Dir.: Sanna Lenken
Cast: Rebecka Josephson, Amy Deasismont, Annika Halin, Henrik Norlan, Maxim Mehmet
Sweden 2015, 105 min.
In her first feature film, writer/director Sanna Lenken delves into the life of a middle class Swedish family without sentiment yet with deep understanding of the subject matter. Her focus on the sibling rivalry between the two sisters is realistic and intense: their mode of warfare oscillating between blackmail and bribery.
Stella (Josephson) is going through the difficult time of puberty. And her physical and emotional changes are made all the more unbearable by her slightly older sister Katja (Deasismont) who has lost her puppy fat and transformed into a slim and budding skating star. Naturally, parents Karin and Lasse dote on their older daughter, spoiling her rotten, whilst Stella feels more like an afterthought in the family dynamics. Stella develops a crush on her sister’s English coach Jacob (Mehmet), finally testing him with a kiss to find out if he really is a paedophile, like her big sister teasingly suggests.

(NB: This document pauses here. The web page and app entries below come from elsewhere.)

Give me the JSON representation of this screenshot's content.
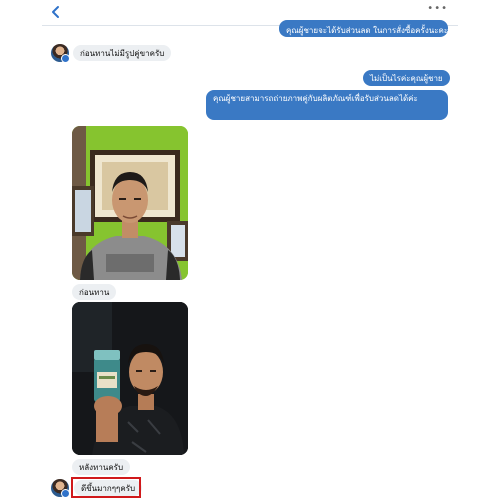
{
  "header": {
    "back_icon": "chevron-left-icon",
    "more_label": "•••"
  },
  "colors": {
    "outgoing_bubble": "#3a79c4",
    "incoming_bubble": "#eceff2",
    "highlight": "#d0191b",
    "accent": "#2f72c9"
  },
  "messages": {
    "out_1": "คุณผู้ชายจะได้รับส่วนลด ในการสั่งซื้อครั้งนะคะ",
    "in_1": "ก่อนทานไม่มีรูปคู่ขาครับ",
    "out_2": "ไม่เป็นไรค่ะคุณผู้ชาย",
    "out_3": "คุณผู้ชายสามารถถ่ายภาพคู่กับผลิตภัณฑ์เพื่อรับส่วนลดได้ค่ะ",
    "caption_before": "ก่อนทาน",
    "caption_after": "หลังทานครับ",
    "in_last": "ดีขึ้นมากๆๆครับ"
  }
}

The dynamics between the sisters change when Stella discovers that her sister is bulimic. Since Katja knows that Stella has taken to reading suggestive poetry, she has the upper hand, making her promise never to tell the parents her secret. But when Katja’s condition deteriorates – she is unable to train any more – Stella finds it hard to keep quiet. She develops destructive tendancies and slowly her emotional conditional starts to become an issue with both at school and at home. Her parents, particularly the mother, are overworked and under pressure; helpless and out of touch with this emotional rollercoaster that has derailed their daughter. It’s up to Stella to save her, but before she makes calls for an ambulance, she makes it abundantly clear to her sister just how much she hates her. Hardly surprising, since Katja has now totally monopolised her parents. Judiciously, Lenken avoids a happy ending, leaving the audience with some insightful reflections.
Josephson and Deasismont as the warring sisters are brilliant, the younger actress is particularly convincing. Both show vulnerability and deep-felt aggression, hurt and neglect and convey this with stunning imagination. Their parents are a mediocre couple, who are helpless when things start to go wrong with their treasured ‘little darlings’. The camera stays mostly at a distance, but the few close-ups speak volumes. Lenken tells her story as a straightforward narrative without any detours, concentrating on the relationship of the youngsters, who, in different ways, are left to themselves with no real guidance from their doting parents to rely on. MY SKINNY SISTER is an outstanding debut, superbly casted and sensitive in its crafting. AS
BERLINALE RUNS FROM 5-15 FEBRUARY. COVERAGE CAN BE FOUND UNDER BERLINALE 2015
LECCE FESTIVAL OF EUROPEAN CINEMA | FIPRESCI WINNER
NOW ON GENERAL RELEASE